══ MATERIAL SHOWN ══

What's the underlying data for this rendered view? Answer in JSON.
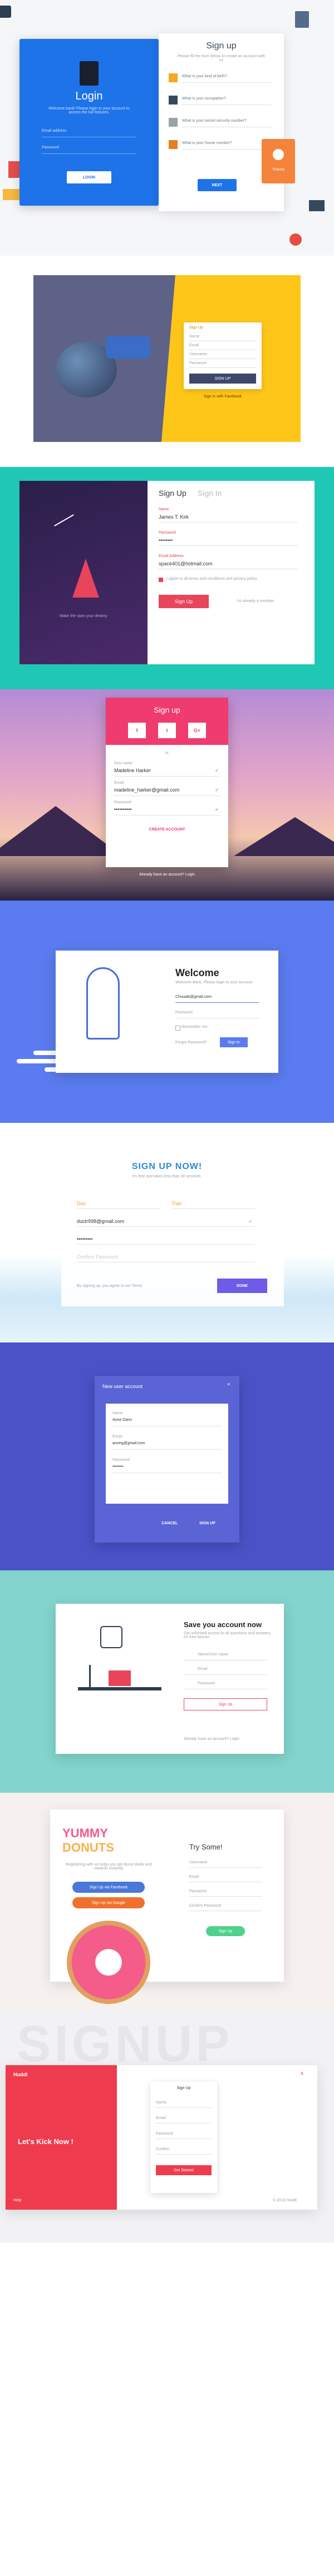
{
  "panel1": {
    "left_title": "Login",
    "left_desc": "Welcome back! Please login to your account to access the full features.",
    "email_placeholder": "Email address",
    "password_placeholder": "Password",
    "login_button": "LOGIN",
    "right_title": "Sign up",
    "right_desc": "Please fill the form below to create an account with us",
    "questions": [
      "What is your kind of birth?",
      "What is your occupation?",
      "What is your secret security number?",
      "What is your house number?"
    ],
    "next_button": "NEXT",
    "badge_text": "Tickets"
  },
  "panel2": {
    "card_title": "Sign Up",
    "fields": [
      "Name",
      "Email",
      "Username",
      "Password"
    ],
    "button": "SIGN UP",
    "footer": "Sign in with Facebook"
  },
  "panel3": {
    "left_text": "Make the stars your destiny",
    "tab_signup": "Sign Up",
    "tab_signin": "Sign In",
    "name_label": "Name",
    "name_value": "James T. Kirk",
    "password_label": "Password",
    "password_value": "••••••••",
    "email_label": "Email Address",
    "email_value": "space401@hotmail.com",
    "checkbox_text": "I agree to all terms and conditions and privacy policy",
    "button": "Sign Up",
    "link": "I'm already a member"
  },
  "panel4": {
    "title": "Sign up",
    "social": [
      "f",
      "t",
      "G+"
    ],
    "or_text": "or",
    "first_label": "First name",
    "first_value": "Madeline Harker",
    "email_label": "Email",
    "email_value": "madeline_harker@gmail.com",
    "password_label": "Password",
    "password_value": "••••••••••",
    "button": "CREATE ACCOUNT",
    "footer": "Already have an account? Login"
  },
  "panel5": {
    "title": "Welcome",
    "subtitle": "Welcome Back, Please login to your account",
    "email_value": "Chouaib@gmail.com",
    "password_placeholder": "Password",
    "remember": "Remember me",
    "forgot": "Forgot Password?",
    "button": "Sign In"
  },
  "panel6": {
    "title": "SIGN UP NOW!",
    "subtitle": "It's free and takes less than 30 seconds.",
    "first_name": "Duc",
    "last_name": "Tran",
    "email_value": "ductr998@gmail.com",
    "password_value": "•••••••••",
    "confirm_placeholder": "Confirm Password",
    "terms": "By signing up, you agree to our Terms",
    "button": "DONE"
  },
  "panel7": {
    "header": "New user account",
    "name_label": "Name",
    "name_value": "Anne Dann",
    "email_label": "Email",
    "email_value": "anneg@gmail.com",
    "password_label": "Password",
    "password_value": "••••••••",
    "cancel": "CANCEL",
    "signup": "SIGN UP"
  },
  "panel8": {
    "title": "Save you account now",
    "subtitle": "Get unlimited access to all questions and answers, it's free forever",
    "fields": [
      "Name/User name",
      "Email",
      "Password"
    ],
    "button": "Sign Up",
    "footer": "Already have an account? Login"
  },
  "panel9": {
    "brand_top": "YUMMY",
    "brand_bottom": "DONUTS",
    "desc": "Registering with us helps you get donut deals and rewards instantly",
    "facebook_button": "Sign Up via Facebook",
    "google_button": "Sign Up via Google",
    "right_title": "Try Some!",
    "fields": [
      "Username",
      "Email",
      "Password",
      "Confirm Password"
    ],
    "button": "Sign Up"
  },
  "panel10": {
    "bg_text": "SIGNUP",
    "brand": "Huddl",
    "tagline": "Let's Kick Now !",
    "card_title": "Sign Up",
    "fields": [
      "Name",
      "Email",
      "Password",
      "Confirm"
    ],
    "button": "Get Started",
    "footer_left": "Help",
    "footer_right": "© 2018 Huddl"
  },
  "colors": {
    "blue": "#1e73e8",
    "yellow": "#ffc61a",
    "teal": "#1fc8b4",
    "pink": "#e8445a",
    "donut_pink": "#f45c8a",
    "red": "#ef3b4e"
  }
}
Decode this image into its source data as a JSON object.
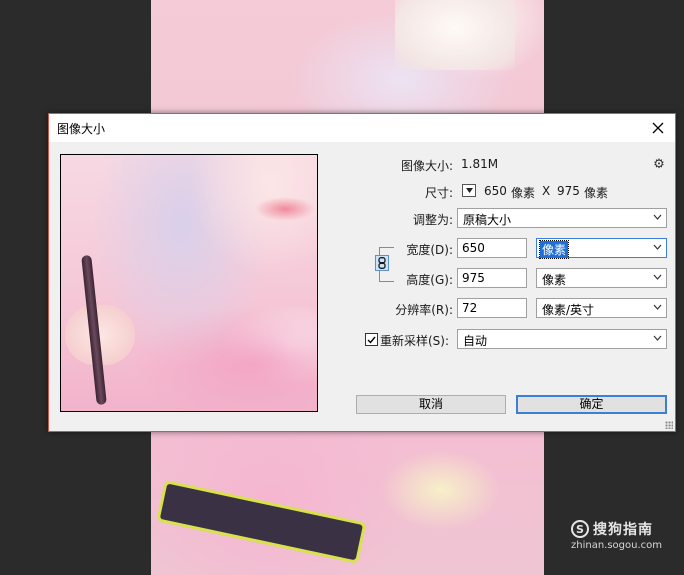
{
  "dialog": {
    "title": "图像大小",
    "image_size_label": "图像大小:",
    "image_size_value": "1.81M",
    "dimensions_label": "尺寸:",
    "dimensions_width": "650",
    "dimensions_unit_1": "像素",
    "dimensions_sep": "X",
    "dimensions_height": "975",
    "dimensions_unit_2": "像素",
    "fit_to_label": "调整为:",
    "fit_to_value": "原稿大小",
    "width_label": "宽度(D):",
    "width_value": "650",
    "width_unit": "像素",
    "height_label": "高度(G):",
    "height_value": "975",
    "height_unit": "像素",
    "resolution_label": "分辨率(R):",
    "resolution_value": "72",
    "resolution_unit": "像素/英寸",
    "resample_label": "重新采样(S):",
    "resample_checked": true,
    "resample_value": "自动",
    "cancel_label": "取消",
    "ok_label": "确定"
  },
  "watermark": {
    "brand": "搜狗指南",
    "url": "zhinan.sogou.com"
  },
  "colors": {
    "accent": "#3c7fd8",
    "selection": "#1e6fd9",
    "dialog_border": "#d0564a"
  }
}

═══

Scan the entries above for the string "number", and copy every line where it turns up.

▶ **WRITTEN SOLUTION**:
      "What is your secret security number?",
      "What is your house number?"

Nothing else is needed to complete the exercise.